Wisconsin Health Literacy is joining 8 other states (Minnesota, Nebraska, Kansas, Texas, Arkansas, Missouri, Ohio, and Michigan) to hold a collaborative Summit that brings together our diverse health literacy approaches, experiences, and strategies.

In honor of October being a time to formally recognize the importance of health literacy, the Governor has declared October 2023 as Health Literacy Month in Wisconsin.

WHL is pleased to share new mission and vision statements, which were adopted to better align with the activities and goals of the division:

Mission: Advance health equity through health literacy in organizations and communities.
Vision: All people have the skills and a fair opportunity to be healthy.

A unique partnership between Wisconsin Health Literacy’s Vaccine Community Outreach (VCO) initiative and the Eau Claire-based Black and Brown Womyn Power Coalition (BBWPC) resulted in a dramatic increase in COVID-19 vaccination rates among the Hmong population.

We are very grateful for the support of the Wisconsin Department of Health Services and for the recognition from Governor Evers. Our member agencies and countless other non-profits and public health workers across Wisconsin are working together to make vaccinations and health care more equitable.

A statewide organization that aims to raise awareness about health literacy is next Monday hosting a vaccine community outreach event to help ensure that the public has access to reliable and accurate information about COVID shots.

This includes smart phones in hand most hours of the day, preordering, contactless pickups, online signups for more reliable PCR tests, online signups for vaccinations, scanning QR codes everywhere, telehealth visits, online health portals, etc. And, for many of us, this is on top of being in online meetings most of the day looking at a screen.

Wisconsin Literacy and Wisconsin Health Literacy were interviewed on WORT 89.9 FM Radio for the "8 O'Clock Buzz." They discussed how adult literacy changes lives and the importance of health literacy for better health outcomes.

The Rural Monitor article covers the importance of using plain language instead of medical jargon to create more equitable healthcare.

“Providers can forget to translate their information back into plain language for their patients,” Stan Hudson, Health Literacy Director of Wisconsin Health Literacy said. “This lends to the creation of an unequal system of information-sharing in healthcare."

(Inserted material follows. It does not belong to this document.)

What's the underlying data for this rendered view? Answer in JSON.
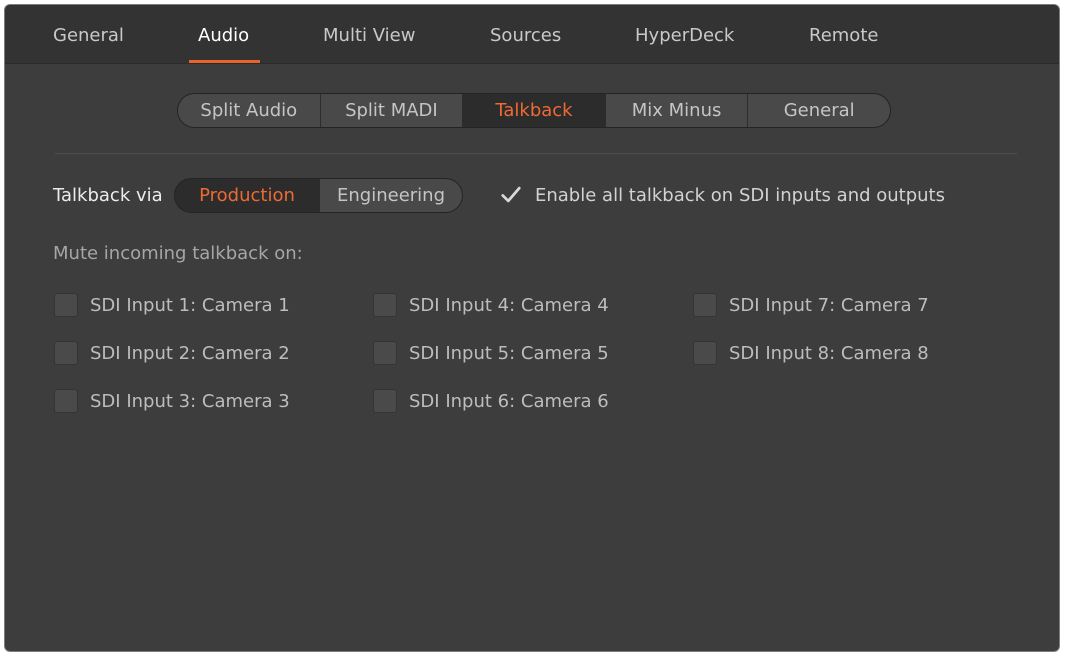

In this issue, we feature community programs and opportunities; digital literacy workshops; talking about COVID vaccines in your community; medication label initiative; and health insurance literacy virtual mini-series.